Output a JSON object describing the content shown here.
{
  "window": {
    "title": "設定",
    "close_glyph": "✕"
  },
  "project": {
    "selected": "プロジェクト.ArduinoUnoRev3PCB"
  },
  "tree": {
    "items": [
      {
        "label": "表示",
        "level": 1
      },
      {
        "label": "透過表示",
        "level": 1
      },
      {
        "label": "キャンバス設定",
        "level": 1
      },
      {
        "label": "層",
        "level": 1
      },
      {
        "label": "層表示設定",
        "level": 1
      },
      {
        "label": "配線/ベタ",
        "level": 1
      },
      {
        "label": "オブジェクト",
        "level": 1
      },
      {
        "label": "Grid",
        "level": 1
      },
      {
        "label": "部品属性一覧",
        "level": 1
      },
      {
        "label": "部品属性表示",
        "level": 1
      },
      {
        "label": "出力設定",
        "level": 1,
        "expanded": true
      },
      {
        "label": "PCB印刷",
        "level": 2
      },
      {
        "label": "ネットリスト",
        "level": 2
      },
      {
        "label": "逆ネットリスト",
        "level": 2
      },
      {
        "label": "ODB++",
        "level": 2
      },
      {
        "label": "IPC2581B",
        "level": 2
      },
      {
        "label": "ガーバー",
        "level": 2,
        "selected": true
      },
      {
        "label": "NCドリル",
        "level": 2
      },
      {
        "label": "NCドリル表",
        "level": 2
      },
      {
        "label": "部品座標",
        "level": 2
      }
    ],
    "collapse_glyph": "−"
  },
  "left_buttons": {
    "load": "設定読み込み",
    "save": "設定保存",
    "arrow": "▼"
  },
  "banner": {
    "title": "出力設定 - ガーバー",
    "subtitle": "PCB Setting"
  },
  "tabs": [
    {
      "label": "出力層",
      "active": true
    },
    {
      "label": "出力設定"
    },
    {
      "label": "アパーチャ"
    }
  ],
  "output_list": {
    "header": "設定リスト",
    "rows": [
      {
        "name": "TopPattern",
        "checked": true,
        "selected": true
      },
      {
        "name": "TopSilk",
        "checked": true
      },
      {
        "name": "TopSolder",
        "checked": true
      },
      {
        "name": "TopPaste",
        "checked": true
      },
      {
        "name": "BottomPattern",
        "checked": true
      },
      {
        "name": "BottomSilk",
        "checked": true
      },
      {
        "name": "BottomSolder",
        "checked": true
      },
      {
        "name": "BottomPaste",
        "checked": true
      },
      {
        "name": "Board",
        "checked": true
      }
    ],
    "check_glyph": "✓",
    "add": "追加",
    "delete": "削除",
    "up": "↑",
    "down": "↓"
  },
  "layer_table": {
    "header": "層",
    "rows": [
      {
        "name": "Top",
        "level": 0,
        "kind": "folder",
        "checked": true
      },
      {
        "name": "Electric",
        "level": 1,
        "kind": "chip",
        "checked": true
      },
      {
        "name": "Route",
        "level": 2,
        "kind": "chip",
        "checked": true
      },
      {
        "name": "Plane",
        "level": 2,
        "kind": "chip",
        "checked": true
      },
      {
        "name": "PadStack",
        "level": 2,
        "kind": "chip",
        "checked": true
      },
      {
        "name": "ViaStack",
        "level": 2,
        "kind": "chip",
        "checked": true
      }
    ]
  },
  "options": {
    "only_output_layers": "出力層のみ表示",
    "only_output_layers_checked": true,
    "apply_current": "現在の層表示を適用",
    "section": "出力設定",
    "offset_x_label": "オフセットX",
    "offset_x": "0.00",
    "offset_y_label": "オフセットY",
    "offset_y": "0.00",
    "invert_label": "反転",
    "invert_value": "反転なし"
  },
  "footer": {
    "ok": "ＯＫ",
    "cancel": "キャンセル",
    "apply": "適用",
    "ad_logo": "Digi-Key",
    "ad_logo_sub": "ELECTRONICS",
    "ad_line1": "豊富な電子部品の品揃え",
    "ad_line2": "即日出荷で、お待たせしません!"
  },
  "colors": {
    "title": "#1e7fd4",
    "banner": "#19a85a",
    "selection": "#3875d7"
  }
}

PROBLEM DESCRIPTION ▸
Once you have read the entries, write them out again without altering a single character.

THE COMPLETED TASK ▸
Output a JSON object describing the content shown here.
{
  "window": {
    "title": "設定",
    "close_glyph": "✕"
  },
  "project": {
    "selected": "プロジェクト.ArduinoUnoRev3PCB"
  },
  "tree": {
    "items": [
      {
        "label": "表示",
        "level": 1
      },
      {
        "label": "透過表示",
        "level": 1
      },
      {
        "label": "キャンバス設定",
        "level": 1
      },
      {
        "label": "層",
        "level": 1
      },
      {
        "label": "層表示設定",
        "level": 1
      },
      {
        "label": "配線/ベタ",
        "level": 1
      },
      {
        "label": "オブジェクト",
        "level": 1
      },
      {
        "label": "Grid",
        "level": 1
      },
      {
        "label": "部品属性一覧",
        "level": 1
      },
      {
        "label": "部品属性表示",
        "level": 1
      },
      {
        "label": "出力設定",
        "level": 1,
        "expanded": true
      },
      {
        "label": "PCB印刷",
        "level": 2
      },
      {
        "label": "ネットリスト",
        "level": 2
      },
      {
        "label": "逆ネットリスト",
        "level": 2
      },
      {
        "label": "ODB++",
        "level": 2
      },
      {
        "label": "IPC2581B",
        "level": 2
      },
      {
        "label": "ガーバー",
        "level": 2,
        "selected": true
      },
      {
        "label": "NCドリル",
        "level": 2
      },
      {
        "label": "NCドリル表",
        "level": 2
      },
      {
        "label": "部品座標",
        "level": 2
      }
    ],
    "collapse_glyph": "−"
  },
  "left_buttons": {
    "load": "設定読み込み",
    "save": "設定保存",
    "arrow": "▼"
  },
  "banner": {
    "title": "出力設定 - ガーバー",
    "subtitle": "PCB Setting"
  },
  "tabs": [
    {
      "label": "出力層",
      "active": true
    },
    {
      "label": "出力設定"
    },
    {
      "label": "アパーチャ"
    }
  ],
  "output_list": {
    "header": "設定リスト",
    "rows": [
      {
        "name": "TopPattern",
        "checked": true,
        "selected": true
      },
      {
        "name": "TopSilk",
        "checked": true
      },
      {
        "name": "TopSolder",
        "checked": true
      },
      {
        "name": "TopPaste",
        "checked": true
      },
      {
        "name": "BottomPattern",
        "checked": true
      },
      {
        "name": "BottomSilk",
        "checked": true
      },
      {
        "name": "BottomSolder",
        "checked": true
      },
      {
        "name": "BottomPaste",
        "checked": true
      },
      {
        "name": "Board",
        "checked": true
      }
    ],
    "check_glyph": "✓",
    "add": "追加",
    "delete": "削除",
    "up": "↑",
    "down": "↓"
  },
  "layer_table": {
    "header": "層",
    "rows": [
      {
        "name": "Top",
        "level": 0,
        "kind": "folder",
        "checked": true
      },
      {
        "name": "Electric",
        "level": 1,
        "kind": "chip",
        "checked": true
      },
      {
        "name": "Route",
        "level": 2,
        "kind": "chip",
        "checked": true
      },
      {
        "name": "Plane",
        "level": 2,
        "kind": "chip",
        "checked": true
      },
      {
        "name": "PadStack",
        "level": 2,
        "kind": "chip",
        "checked": true
      },
      {
        "name": "ViaStack",
        "level": 2,
        "kind": "chip",
        "checked": true
      }
    ]
  },
  "options": {
    "only_output_layers": "出力層のみ表示",
    "only_output_layers_checked": true,
    "apply_current": "現在の層表示を適用",
    "section": "出力設定",
    "offset_x_label": "オフセットX",
    "offset_x": "0.00",
    "offset_y_label": "オフセットY",
    "offset_y": "0.00",
    "invert_label": "反転",
    "invert_value": "反転なし"
  },
  "footer": {
    "ok": "ＯＫ",
    "cancel": "キャンセル",
    "apply": "適用",
    "ad_logo": "Digi-Key",
    "ad_logo_sub": "ELECTRONICS",
    "ad_line1": "豊富な電子部品の品揃え",
    "ad_line2": "即日出荷で、お待たせしません!"
  },
  "colors": {
    "title": "#1e7fd4",
    "banner": "#19a85a",
    "selection": "#3875d7"
  }
}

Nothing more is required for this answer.